You may have heard the news this week that Apple lost a patent lawsuit filed by the University of Wisconsin, and may be on the hook for up to $862.4 million in damages. This news should serve as a reminder that universities are some of the nation’s worst patent trolls, actively ignoring their own stated missions to widely spread academic research and knowledge. For example, the University of Wisconsin’s stated mission is:
The mission of the University of Wisconsin System is to develop human resources, to discover and disseminate knowledge, to extend knowledge and its application beyond the boundaries of its campuses, and to serve and stimulate society by developing in students heightened intellectual, cultural, and humane sensitivities, scientific, professional and technological expertise, and a sense of purpose. Inherent in this broad mission are methods of instruction, research, extended training, and public service designed to educate people and improve the human condition. Basic to every purpose of the UW System is the search for truth.
Notice how much of that is about sharing knowledge and improving the world. But, of course, when UW had a chance to say "pay me!" it didn’t skip a beat. And many universities are doing the same thing. It’s a massive problem and it’s one caused almost entirely by Congress. We’ve discussed this a few times before, but in 1980, Congress passed the Bayh-Dole Act, which was supposed to incentivize more research at universities by allowing those universities to patent that research. The people who supported this idea were working off the myth that patents are the main way to incentivize innovation and research. This is wrong, and from this initial mistake, lots of serious problems have flowed. The Bayh-Dole Act has been a dismal failure in many, many ways, leading to a world now where many universities have resorted to patent trolling.
What really happened in the wake of the Bayh-Dole Act, was that many universities thought that they’d (1) patent all their professors’ research (2) license it and (3) profit like crazy. The reality was that they did the first part — and then many universities set up "tech transfer offices" to try to license it. And then they ran smack dab into reality, which is that most of their patents sucked and no one wanted to license them. Making matters worse, even when they had a legitimate or interesting patent, the universities massively overvalued those patents, demanding licensing fees that were ridiculous.
The end result was a near total disaster for most universities. Rather than make money, most universities lost a ton of money between all the patent filing and the expensive tech transfer offices that were supposed to be a revenue generator, but turned out to be massive losses for the vast majority of universities that set them up (there are very few exceptions). On top of that, this rush to patent and license resulted in a secondary problem: it actually decreased research and information sharing. Historically, professors would often share research with colleagues and work together on projects. But universities started pushing them not to do that as much, because of the patents. And on top of that, it became riskier to do follow on research over fears around the patents. So the entire intent of the bill backfired drastically.

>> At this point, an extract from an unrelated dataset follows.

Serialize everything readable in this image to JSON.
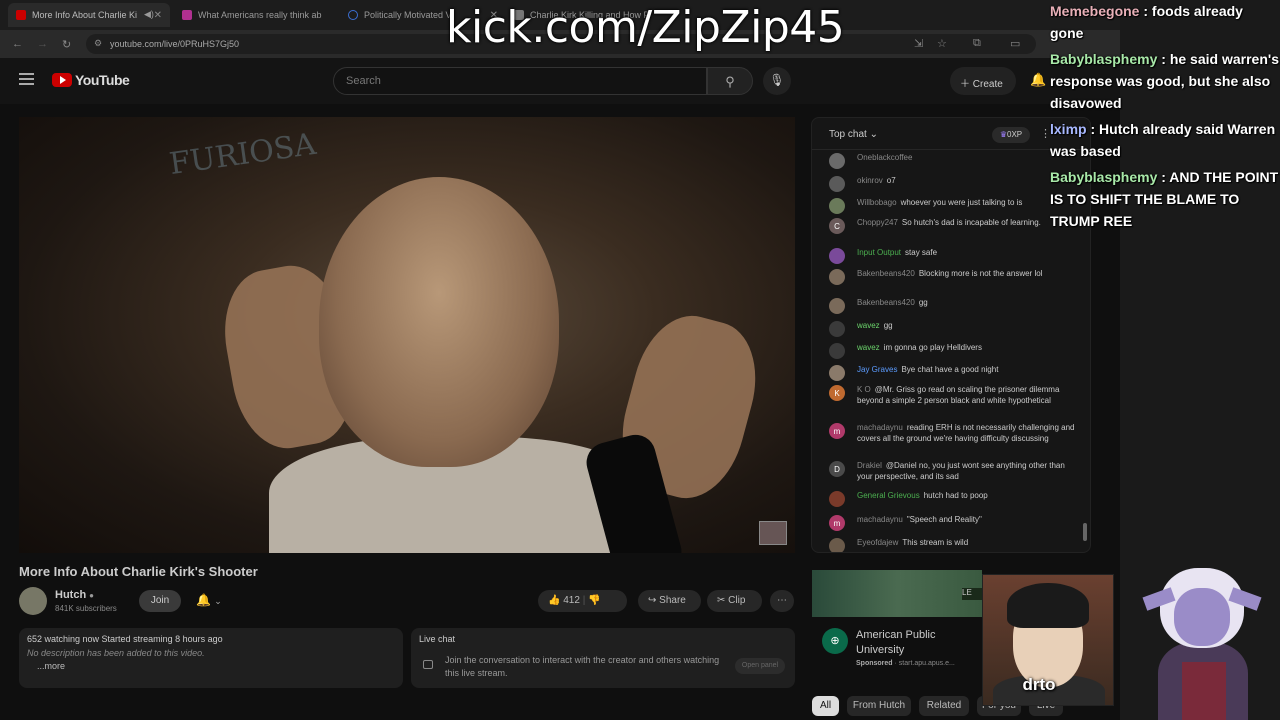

As a result, many university tech transfer offices followed one of two paths to try to justify their existence: they sold off patent portfolios to patent trolls directly (Intellectual Ventures’ big initial portfolio of patents was mostly them buying junk patent portfolios from desperate universities, who needed to show some sort of return), or they started patent trolling themselves. The University of California at Berkeley became a major patent troll. As did the University of Southern California. And Carnegie Mellon. And, apparently, the University of Wisconsin as well.
This recent ruling is just the latest example of how far we’ve come and just how much damage the Bayh-Dole Act has done. It’s not only diminished university research and important information sharing, it’s now leading these universities to actively attack actual innovators and shake them down for money. If Congress really wants to fix patent trolling, it really needs to roll back the Bayh-Dole Act.